BAY CITY, MI – Bay City enters a new era on Monday, July 1, when the city’s plan to merge its police and firefighting forces takes effect.
Cross-trained police officers will take on some firefighter duties, and Public Safety Director Michael Cecchini said he’s confident the department is prepared for the change in operations.
“We’ll be ready to meet the needs of the community. I’m confident that there are not going to be any issues,” Cecchini said.
The combined police-firefighting force was approved by city leaders in an effort to save $1.8 million in operating costs by 2017.
To that end, the merger impacts the jobs of 10 Bay City firefighters, who are being laid off effective Sunday, June 30.
Chris Reynolds is president of the union representing Bay City firefighters. He feels there are still questions about how the public safety department will operate.
“Time will tell,” said Reynolds, who admits he’s skeptical about police officers being ready to fight fires. “I hope they are.”
The city initially issued pink slips to 15 firefighters, but Reynolds said his pink slip and four others were rescinded because some firefighters retired. Those retiring include Deputy Fire Chief Gary Gasta and Fire Marshal Thomas Wieszczecinski.
The city has sent two groups of police officers through a fire training academy involving drills and simulated scenarios, confirmed John Kramer, the Monitor Township fire chief running the academy.
The first dozen already went through training; the second group of 21 will graduate in November. Bay City is paying $500 per police officer for the firefighting cross-training, according to Kramer.
“They’re real aggressive with it,” Kramer said of the city. Regarding the cross-training police officers, “their academics were excellent. They had the proficiency to make it. (However), like any other firefighter, you learn on the job.”
Whether the merger is successful, “you don’t know until it’s been put into place a few years,” Kramer continued.
Bay City’s merged public safety department is bound to have approximately 80 employees. According to Public Safety Lt. Mark Turner, there will be 38 trained police officers, including the director and his deputy; 28 firefighters, including some top officials; and 11 cross-trained public safety officers.
Law enforcement officials say at least 50 municipalities across the state already have merged police and fire emergency response teams into public safety departments, including Essexville and East Grand Rapids.
Cecchini said his 2006 interview to become Bay City’s police chief warned him that such a merger could happen locally. He made sure to mention, he said, that he was accustomed to such blending of services. The trend was happening in Arizona, where he was then working.
He also served temporarily as Bay City’s fire chief in 2008 because of former Fire Chief Douglas Doefer’s retirement.
The public safety director insists the city’s safety will not suffer with police officers responding to fires. The county has a mutual aid agreement, and he aims for the city to hire more than the six paid, on-call firefighters the public safety department currently staffs.

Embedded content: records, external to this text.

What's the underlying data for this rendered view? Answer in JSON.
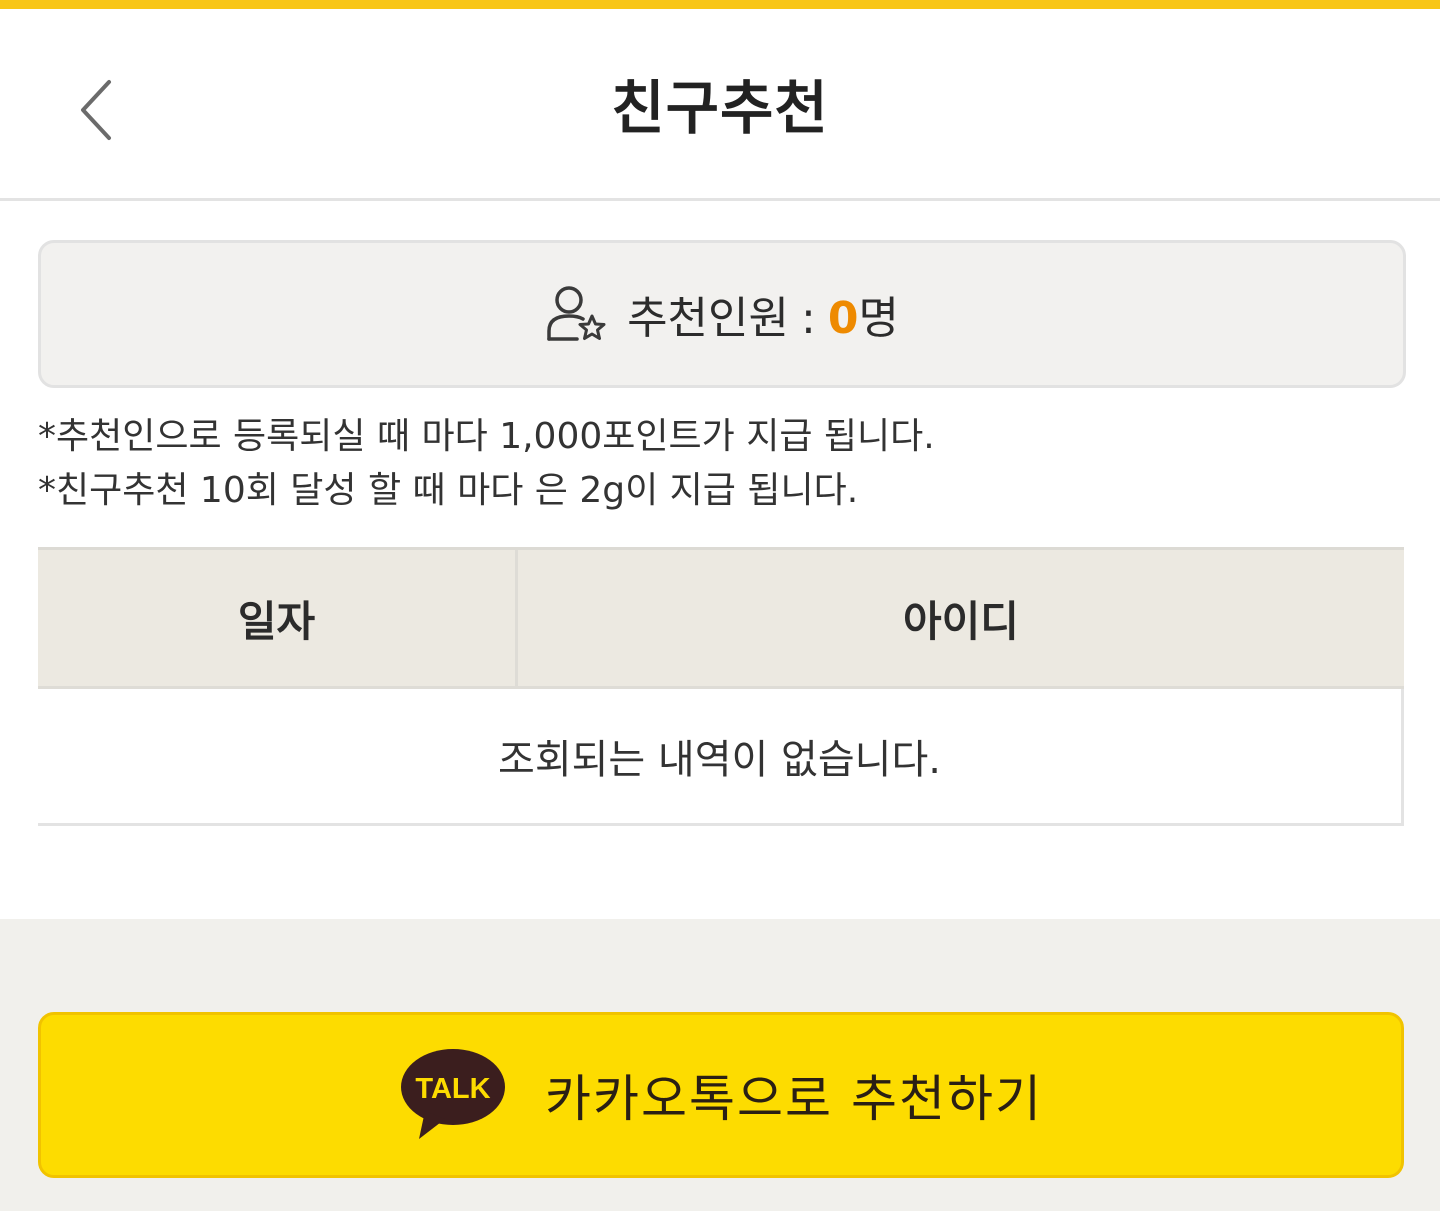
{
  "header": {
    "title": "친구추천",
    "back_icon": "chevron-left-icon"
  },
  "count": {
    "icon": "user-star-icon",
    "label": "추천인원",
    "separator": ":",
    "value": "0",
    "unit": "명"
  },
  "notes": [
    "*추천인으로 등록되실 때 마다 1,000포인트가 지급 됩니다.",
    "*친구추천 10회 달성 할 때 마다 은 2g이 지급 됩니다."
  ],
  "table": {
    "columns": [
      "일자",
      "아이디"
    ],
    "empty_message": "조회되는 내역이 없습니다."
  },
  "kakao_button": {
    "icon": "kakao-talk-icon",
    "icon_text": "TALK",
    "label": "카카오톡으로 추천하기"
  },
  "colors": {
    "accent_top": "#f8c617",
    "count_highlight": "#ee8a00",
    "kakao_yellow": "#fddc00",
    "kakao_brown": "#3b1e1e"
  }
}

“We’re not an island,” Cecchini said. “We help other communities and they help us. It’s a change, but I don’t think you’re going to see any difference in services.”
With approximately 30 cross-trained public safety officers on the city’s payroll by the end of the year, he hopes the city will reopen Fire Station No. 5 on Smith Street by January 2014.
When the city has fully adapted to the merger, a period Cecchini figures will take a good decade, the chief hopes to have public safety officers at each of the fire stations, manning the equipment. A person could drop by and file a police report.
Bay City administrators learned in April that Gov. Rick Snyder’s Competitive Grant Assistance Program was denying the city a $456,248 grant for the merger.
An explanation letter indicated Bay City’s financial loss was because the firefighters union opposed the merger. Reynolds, as union president, said the program was aimed to reward municipal efficiencies and that the merger’s worth remained unproven.
But Mayor Christopher Shannon defends the city’s decision.
“From an overall perspective, it’s going to put us on a good long-term financial footing,” Shannon said. “We’re going to have to keep improving. ”
Along with Cecchini, he stresses that nine out of every 10 fire dispatch calls don’t involve structure fires.
The merger “utilizes our work force more efficiently,” the mayor said.
Commissioners Lori Dufresne, 4th Ward; Jim Irving, 5th Ward; and Larry Elliott, 9th Ward, opposed the merger when the commission approved it in a 6-3 vote.
“I feel it’s being kind of rushed through,” Dufresne said. “When it was originally presented to us, it was presented to us as a 3- to 4-year plan and it’s being pushed through in much less than that.”
City officials moved firefighters out of fire station No. 5 a few years ago because of layoffs and concerns for the best use of manpower. One Bay City resident questions that decision.
“I thought it was kind of stupid,” said Joe King, who has lived in the area of station No. 5 for about five decades. Until the fire station is responding to fires again, he’s concerned that public safety officers will not respond to flames quick enough.
“I don’t know if you noticed the bridges around here,” he said, speaking of Bay City’s four drawbridges that stop traffic when a vessel has to pass through. “If they raise them up, they can’t them get back down.”
“It’s going to be interesting,” King said.